Just hearing an ideological opponent make a minor concession creates significant differences in how people view them.
Since 9/11, Americans radicalized in the U.S. have been most lethal. So why isn't there more debate about the risk of blowback from military action?
Andrew Sullivan and David Frum debate major issues posed by legalization in Colorado and beyond.
Why do people fight so much?
Squaring recent research suggesting we're "naturally moral" with all the strife in the world
The more we learn about the Boston Marathon bombing, the more reason there is to doubt the wisdom of Obama's drone-heavy approach to fighting terrorism.

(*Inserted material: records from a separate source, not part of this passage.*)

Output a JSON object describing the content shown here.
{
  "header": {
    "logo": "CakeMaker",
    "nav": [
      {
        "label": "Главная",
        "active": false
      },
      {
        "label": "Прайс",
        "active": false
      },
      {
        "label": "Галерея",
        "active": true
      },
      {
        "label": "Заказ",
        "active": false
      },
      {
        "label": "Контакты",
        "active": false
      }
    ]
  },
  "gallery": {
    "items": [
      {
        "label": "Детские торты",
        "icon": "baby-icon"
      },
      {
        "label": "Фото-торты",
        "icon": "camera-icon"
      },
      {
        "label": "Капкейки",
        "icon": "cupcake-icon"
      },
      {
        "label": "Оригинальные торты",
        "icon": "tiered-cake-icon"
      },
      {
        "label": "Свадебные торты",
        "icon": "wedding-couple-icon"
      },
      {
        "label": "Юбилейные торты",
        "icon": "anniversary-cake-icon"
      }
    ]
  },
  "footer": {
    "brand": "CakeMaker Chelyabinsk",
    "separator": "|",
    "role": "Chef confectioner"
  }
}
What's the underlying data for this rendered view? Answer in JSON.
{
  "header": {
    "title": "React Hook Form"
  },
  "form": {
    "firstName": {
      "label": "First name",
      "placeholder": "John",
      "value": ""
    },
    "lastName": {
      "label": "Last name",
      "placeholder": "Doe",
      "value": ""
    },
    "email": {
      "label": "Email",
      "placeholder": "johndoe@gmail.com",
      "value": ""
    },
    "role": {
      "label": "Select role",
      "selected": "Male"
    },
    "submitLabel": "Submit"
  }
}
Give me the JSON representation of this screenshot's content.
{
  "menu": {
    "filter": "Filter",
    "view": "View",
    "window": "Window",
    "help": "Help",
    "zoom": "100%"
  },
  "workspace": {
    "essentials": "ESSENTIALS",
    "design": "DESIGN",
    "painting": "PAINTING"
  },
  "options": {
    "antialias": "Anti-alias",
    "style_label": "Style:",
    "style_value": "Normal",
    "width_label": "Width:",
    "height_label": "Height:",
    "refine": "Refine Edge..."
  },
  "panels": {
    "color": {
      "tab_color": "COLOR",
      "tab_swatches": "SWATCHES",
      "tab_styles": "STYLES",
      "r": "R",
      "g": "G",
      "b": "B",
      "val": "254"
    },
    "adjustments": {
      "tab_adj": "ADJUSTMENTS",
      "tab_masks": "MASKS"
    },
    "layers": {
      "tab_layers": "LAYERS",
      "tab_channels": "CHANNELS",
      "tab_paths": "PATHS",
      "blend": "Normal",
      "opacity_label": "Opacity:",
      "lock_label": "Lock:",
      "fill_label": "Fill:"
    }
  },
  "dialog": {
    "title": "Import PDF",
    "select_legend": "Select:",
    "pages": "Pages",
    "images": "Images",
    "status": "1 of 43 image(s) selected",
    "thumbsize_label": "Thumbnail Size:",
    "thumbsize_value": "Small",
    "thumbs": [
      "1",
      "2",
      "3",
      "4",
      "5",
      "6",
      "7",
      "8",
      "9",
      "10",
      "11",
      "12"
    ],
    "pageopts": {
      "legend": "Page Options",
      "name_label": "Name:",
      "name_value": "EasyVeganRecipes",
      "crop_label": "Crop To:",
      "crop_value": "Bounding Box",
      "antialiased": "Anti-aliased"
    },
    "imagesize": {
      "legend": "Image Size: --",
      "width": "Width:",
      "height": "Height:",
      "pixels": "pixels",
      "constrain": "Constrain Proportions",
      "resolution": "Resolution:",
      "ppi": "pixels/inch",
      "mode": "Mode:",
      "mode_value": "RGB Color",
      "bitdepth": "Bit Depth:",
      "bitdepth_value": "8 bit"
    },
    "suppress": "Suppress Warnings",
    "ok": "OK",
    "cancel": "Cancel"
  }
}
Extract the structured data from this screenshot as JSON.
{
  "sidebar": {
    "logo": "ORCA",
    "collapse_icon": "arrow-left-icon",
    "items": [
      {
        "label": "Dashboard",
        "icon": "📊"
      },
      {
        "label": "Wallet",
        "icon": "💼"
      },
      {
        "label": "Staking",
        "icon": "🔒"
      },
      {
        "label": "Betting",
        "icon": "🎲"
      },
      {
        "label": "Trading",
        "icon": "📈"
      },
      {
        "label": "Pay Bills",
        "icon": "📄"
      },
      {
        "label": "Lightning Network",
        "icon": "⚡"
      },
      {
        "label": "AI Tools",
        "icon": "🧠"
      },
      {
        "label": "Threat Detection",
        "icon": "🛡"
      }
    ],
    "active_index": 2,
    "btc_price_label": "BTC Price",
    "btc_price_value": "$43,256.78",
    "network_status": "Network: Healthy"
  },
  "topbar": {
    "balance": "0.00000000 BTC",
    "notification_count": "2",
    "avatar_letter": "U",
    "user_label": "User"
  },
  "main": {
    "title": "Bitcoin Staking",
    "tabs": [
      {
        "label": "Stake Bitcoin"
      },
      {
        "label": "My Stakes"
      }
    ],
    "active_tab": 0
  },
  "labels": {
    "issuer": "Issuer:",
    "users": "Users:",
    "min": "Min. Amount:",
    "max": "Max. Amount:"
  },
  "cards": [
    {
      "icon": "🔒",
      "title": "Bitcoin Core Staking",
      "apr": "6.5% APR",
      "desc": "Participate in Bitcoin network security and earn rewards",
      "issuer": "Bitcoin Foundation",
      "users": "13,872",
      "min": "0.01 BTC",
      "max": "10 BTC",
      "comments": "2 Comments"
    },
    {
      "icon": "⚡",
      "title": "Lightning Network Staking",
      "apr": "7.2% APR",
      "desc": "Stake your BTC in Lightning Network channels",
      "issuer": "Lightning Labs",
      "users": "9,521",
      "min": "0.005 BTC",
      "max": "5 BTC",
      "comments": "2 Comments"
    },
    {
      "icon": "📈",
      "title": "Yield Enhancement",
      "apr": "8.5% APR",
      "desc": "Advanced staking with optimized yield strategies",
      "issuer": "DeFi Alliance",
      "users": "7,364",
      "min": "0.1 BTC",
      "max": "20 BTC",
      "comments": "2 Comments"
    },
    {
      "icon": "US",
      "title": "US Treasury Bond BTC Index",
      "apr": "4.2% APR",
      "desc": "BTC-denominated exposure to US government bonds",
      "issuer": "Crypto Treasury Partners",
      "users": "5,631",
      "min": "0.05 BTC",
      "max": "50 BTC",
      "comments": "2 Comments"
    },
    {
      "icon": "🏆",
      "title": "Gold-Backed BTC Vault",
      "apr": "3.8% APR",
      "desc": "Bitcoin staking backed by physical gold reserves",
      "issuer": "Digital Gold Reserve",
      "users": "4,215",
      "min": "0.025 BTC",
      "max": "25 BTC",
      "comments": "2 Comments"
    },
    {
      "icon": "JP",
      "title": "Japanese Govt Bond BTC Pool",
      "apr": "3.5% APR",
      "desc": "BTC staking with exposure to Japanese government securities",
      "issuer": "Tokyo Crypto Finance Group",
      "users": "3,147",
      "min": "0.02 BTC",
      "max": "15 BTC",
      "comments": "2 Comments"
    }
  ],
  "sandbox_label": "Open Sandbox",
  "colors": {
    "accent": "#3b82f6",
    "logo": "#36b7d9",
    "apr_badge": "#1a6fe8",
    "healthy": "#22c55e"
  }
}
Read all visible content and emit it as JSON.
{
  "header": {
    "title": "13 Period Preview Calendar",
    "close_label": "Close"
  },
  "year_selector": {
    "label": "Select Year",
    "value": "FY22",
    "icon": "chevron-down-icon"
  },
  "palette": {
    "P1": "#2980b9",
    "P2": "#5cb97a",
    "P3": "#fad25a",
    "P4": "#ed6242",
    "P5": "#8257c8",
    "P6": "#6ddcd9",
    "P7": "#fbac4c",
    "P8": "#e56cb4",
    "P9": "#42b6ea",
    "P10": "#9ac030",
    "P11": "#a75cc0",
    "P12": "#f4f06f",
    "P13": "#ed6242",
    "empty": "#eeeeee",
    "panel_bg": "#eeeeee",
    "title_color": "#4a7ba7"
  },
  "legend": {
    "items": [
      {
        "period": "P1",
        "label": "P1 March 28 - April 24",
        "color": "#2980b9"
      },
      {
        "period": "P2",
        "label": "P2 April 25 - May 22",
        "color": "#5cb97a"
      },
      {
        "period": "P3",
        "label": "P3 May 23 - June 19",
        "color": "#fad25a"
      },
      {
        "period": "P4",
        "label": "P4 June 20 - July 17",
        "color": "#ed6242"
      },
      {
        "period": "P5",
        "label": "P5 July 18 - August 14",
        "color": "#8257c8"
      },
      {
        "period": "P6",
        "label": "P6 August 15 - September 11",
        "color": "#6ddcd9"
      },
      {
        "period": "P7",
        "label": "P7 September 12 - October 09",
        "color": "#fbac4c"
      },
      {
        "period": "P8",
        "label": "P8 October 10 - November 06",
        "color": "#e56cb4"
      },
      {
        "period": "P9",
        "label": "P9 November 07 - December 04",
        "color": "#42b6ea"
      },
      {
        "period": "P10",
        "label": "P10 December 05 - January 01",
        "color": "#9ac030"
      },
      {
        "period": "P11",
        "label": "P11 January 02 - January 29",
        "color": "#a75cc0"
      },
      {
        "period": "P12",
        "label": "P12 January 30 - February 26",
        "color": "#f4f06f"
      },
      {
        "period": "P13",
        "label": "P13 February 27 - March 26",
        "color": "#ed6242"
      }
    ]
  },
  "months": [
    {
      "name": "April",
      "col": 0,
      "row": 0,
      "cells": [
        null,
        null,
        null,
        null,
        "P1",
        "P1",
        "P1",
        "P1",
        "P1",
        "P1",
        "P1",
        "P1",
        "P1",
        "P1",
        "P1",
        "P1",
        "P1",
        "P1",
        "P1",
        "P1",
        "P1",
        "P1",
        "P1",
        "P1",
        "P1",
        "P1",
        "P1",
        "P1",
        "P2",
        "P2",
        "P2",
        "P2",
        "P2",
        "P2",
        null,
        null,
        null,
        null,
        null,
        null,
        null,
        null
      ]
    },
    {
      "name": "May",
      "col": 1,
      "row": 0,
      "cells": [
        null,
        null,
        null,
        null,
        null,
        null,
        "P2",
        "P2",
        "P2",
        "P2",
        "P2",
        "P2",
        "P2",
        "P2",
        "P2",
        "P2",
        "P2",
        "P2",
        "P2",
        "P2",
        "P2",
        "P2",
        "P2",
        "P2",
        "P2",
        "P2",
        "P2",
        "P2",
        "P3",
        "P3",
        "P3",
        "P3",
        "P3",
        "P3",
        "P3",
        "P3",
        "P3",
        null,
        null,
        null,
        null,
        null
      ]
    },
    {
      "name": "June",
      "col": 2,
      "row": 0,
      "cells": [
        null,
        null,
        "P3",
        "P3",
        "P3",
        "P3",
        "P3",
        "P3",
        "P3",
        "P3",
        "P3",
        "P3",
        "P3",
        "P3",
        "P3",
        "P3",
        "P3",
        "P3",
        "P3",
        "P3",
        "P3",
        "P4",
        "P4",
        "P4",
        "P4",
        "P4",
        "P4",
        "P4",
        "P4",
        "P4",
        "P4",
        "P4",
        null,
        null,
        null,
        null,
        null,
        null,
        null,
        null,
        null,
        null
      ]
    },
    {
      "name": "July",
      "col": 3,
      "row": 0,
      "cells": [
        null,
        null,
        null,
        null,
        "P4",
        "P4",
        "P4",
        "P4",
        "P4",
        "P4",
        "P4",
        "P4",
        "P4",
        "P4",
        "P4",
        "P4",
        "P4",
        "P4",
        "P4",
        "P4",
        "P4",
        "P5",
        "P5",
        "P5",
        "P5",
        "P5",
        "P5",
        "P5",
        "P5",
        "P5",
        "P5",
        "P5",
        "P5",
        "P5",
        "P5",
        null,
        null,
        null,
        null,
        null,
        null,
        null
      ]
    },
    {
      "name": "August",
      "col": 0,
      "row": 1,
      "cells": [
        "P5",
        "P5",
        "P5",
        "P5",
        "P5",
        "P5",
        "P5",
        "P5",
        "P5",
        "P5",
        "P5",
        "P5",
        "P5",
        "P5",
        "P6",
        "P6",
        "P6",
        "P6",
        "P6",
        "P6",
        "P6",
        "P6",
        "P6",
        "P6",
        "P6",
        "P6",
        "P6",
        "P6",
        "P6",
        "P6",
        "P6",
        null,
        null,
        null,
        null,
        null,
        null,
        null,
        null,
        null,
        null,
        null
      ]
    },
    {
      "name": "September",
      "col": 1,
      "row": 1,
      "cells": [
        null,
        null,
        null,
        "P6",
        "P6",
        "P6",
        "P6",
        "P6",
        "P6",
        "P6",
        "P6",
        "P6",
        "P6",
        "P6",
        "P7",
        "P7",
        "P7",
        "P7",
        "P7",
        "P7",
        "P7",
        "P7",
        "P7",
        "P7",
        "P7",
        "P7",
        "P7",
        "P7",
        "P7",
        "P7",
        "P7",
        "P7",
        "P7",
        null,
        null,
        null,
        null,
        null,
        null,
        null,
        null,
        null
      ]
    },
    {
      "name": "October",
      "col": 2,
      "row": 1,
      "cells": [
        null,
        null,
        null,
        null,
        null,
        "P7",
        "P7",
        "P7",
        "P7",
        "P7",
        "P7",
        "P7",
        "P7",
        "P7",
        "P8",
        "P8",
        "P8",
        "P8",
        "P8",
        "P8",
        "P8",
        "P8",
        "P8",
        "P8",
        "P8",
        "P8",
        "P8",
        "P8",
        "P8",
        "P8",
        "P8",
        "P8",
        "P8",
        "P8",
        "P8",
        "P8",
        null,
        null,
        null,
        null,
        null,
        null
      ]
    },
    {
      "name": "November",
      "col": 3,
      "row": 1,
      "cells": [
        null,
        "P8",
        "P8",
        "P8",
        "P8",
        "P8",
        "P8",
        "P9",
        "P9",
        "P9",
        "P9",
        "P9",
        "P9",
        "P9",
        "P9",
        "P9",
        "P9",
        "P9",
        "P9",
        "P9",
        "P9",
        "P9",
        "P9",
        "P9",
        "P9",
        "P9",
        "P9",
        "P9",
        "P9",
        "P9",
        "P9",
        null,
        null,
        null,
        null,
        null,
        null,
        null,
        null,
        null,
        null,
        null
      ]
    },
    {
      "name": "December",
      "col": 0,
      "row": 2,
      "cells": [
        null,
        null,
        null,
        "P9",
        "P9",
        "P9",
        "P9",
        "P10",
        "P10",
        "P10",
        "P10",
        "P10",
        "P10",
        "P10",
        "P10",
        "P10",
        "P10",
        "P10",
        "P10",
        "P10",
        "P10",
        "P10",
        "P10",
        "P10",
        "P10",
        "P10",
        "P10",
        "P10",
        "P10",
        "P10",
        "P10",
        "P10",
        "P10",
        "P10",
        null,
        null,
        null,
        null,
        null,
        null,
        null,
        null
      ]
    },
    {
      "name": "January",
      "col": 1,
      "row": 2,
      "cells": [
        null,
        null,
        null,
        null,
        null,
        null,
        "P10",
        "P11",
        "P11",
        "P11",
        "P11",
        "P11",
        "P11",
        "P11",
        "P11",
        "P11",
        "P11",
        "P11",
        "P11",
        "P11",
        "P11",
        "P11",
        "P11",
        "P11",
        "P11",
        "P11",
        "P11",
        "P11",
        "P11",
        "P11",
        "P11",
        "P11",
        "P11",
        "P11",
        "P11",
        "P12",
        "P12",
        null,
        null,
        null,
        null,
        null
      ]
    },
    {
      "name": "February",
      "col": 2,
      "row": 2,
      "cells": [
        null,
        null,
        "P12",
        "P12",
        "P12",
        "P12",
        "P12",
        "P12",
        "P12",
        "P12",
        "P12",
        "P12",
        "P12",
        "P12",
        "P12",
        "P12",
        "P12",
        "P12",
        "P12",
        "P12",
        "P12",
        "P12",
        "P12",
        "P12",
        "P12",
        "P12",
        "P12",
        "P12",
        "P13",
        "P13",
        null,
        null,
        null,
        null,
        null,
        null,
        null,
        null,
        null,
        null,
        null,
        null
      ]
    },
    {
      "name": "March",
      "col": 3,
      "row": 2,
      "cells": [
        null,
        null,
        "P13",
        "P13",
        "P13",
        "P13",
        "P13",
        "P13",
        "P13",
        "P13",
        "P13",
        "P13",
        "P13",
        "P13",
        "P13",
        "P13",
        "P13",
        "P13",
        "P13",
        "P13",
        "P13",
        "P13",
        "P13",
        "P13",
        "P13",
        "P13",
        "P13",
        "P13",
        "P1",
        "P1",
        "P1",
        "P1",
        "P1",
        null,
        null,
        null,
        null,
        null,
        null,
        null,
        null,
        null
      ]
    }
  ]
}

The consensus is that the president needs Senate Republican to prevent the fiscal cliff. But what if that's not true?
A Tom Friedman column and a letter from former national security advisers come as some observers were starting to think Hagel's candidacy was on life support.
What about grenade launchers? Or shoulder-fired anti-aircraft missiles? Jacob Sullum of Reason gives his take.
In pre-emptively opposing his nomination for secretary of defense, The Weekly Standard is employing a two-tiered strategy: the low road and the lower road.
Is there a single legitimate use of firearms that requires more than six rounds of continuous fire?
If our military resources really did shrink significantly, how much damage would that do to our national security? Here's my initial estimate: zero.
Chuck Hagel, Richard Lugar, Bob Zoellick, and Jon Huntsman have been mentioned as contenders. Susan Rice, however, still lacks advocates.
If Susan Rice's nomination hopes evaporate, don't look to default candidate John Kerry. Look to the current deputy secretary.